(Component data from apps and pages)
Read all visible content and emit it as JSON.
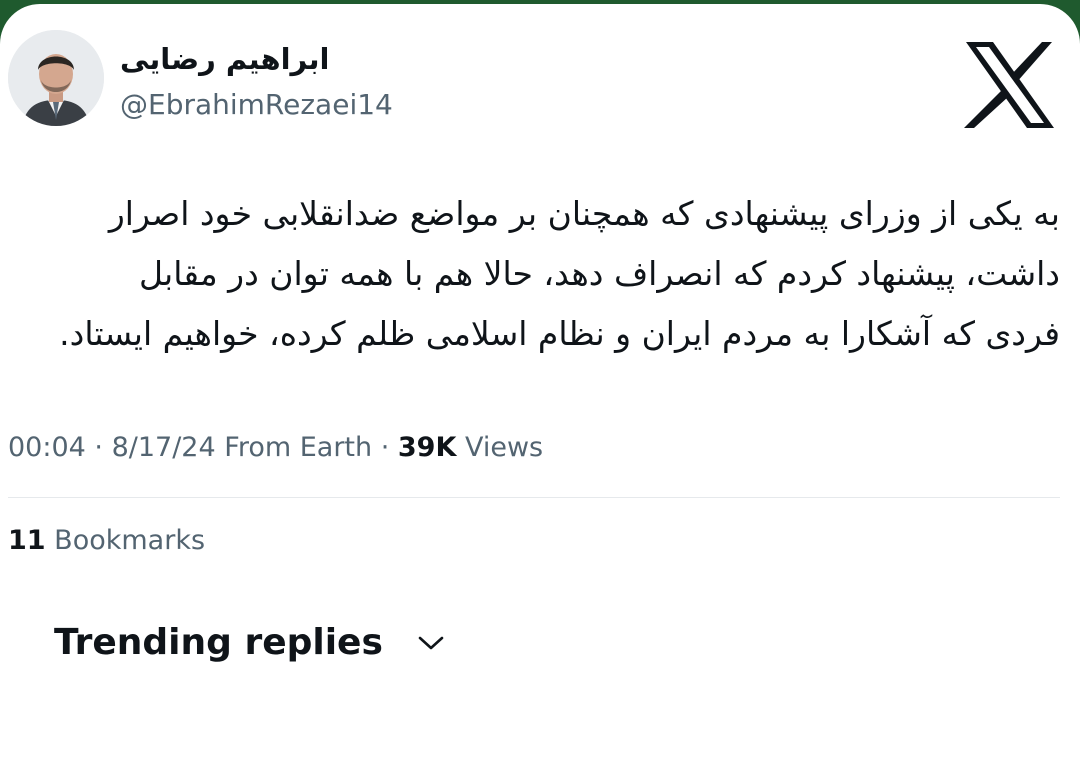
{
  "author": {
    "display_name": "ابراهیم رضایی",
    "handle": "@EbrahimRezaei14",
    "avatar_icon": "user-avatar"
  },
  "brand": {
    "logo_icon": "x-logo",
    "color": "#0f1419"
  },
  "tweet": {
    "lines": [
      "به یکی از وزرای پیشنهادی که همچنان بر مواضع ضدانقلابی خود اصرار",
      "داشت، پیشنهاد کردم که انصراف دهد، حالا هم با همه توان در مقابل",
      "فردی که آشکارا به مردم ایران و نظام اسلامی ظلم کرده، خواهیم ایستاد."
    ]
  },
  "meta": {
    "time": "00:04",
    "separator": " · ",
    "date": "8/17/24",
    "source": "From Earth",
    "views_count": "39K",
    "views_label": "Views"
  },
  "stats": {
    "bookmarks_count": "11",
    "bookmarks_label": "Bookmarks"
  },
  "replies": {
    "sort_label": "Trending replies",
    "chevron_icon": "chevron-down-icon"
  },
  "colors": {
    "background_frame": "#1f5a2e",
    "text_primary": "#0f1419",
    "text_secondary": "#536471",
    "divider": "#e6e9ec"
  }
}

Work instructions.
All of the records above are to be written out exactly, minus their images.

Task output.
Read all visible content and emit it as JSON.
{
  "author": {
    "display_name": "ابراهیم رضایی",
    "handle": "@EbrahimRezaei14",
    "avatar_icon": "user-avatar"
  },
  "brand": {
    "logo_icon": "x-logo",
    "color": "#0f1419"
  },
  "tweet": {
    "lines": [
      "به یکی از وزرای پیشنهادی که همچنان بر مواضع ضدانقلابی خود اصرار",
      "داشت، پیشنهاد کردم که انصراف دهد، حالا هم با همه توان در مقابل",
      "فردی که آشکارا به مردم ایران و نظام اسلامی ظلم کرده، خواهیم ایستاد."
    ]
  },
  "meta": {
    "time": "00:04",
    "separator": " · ",
    "date": "8/17/24",
    "source": "From Earth",
    "views_count": "39K",
    "views_label": "Views"
  },
  "stats": {
    "bookmarks_count": "11",
    "bookmarks_label": "Bookmarks"
  },
  "replies": {
    "sort_label": "Trending replies",
    "chevron_icon": "chevron-down-icon"
  },
  "colors": {
    "background_frame": "#1f5a2e",
    "text_primary": "#0f1419",
    "text_secondary": "#536471",
    "divider": "#e6e9ec"
  }
}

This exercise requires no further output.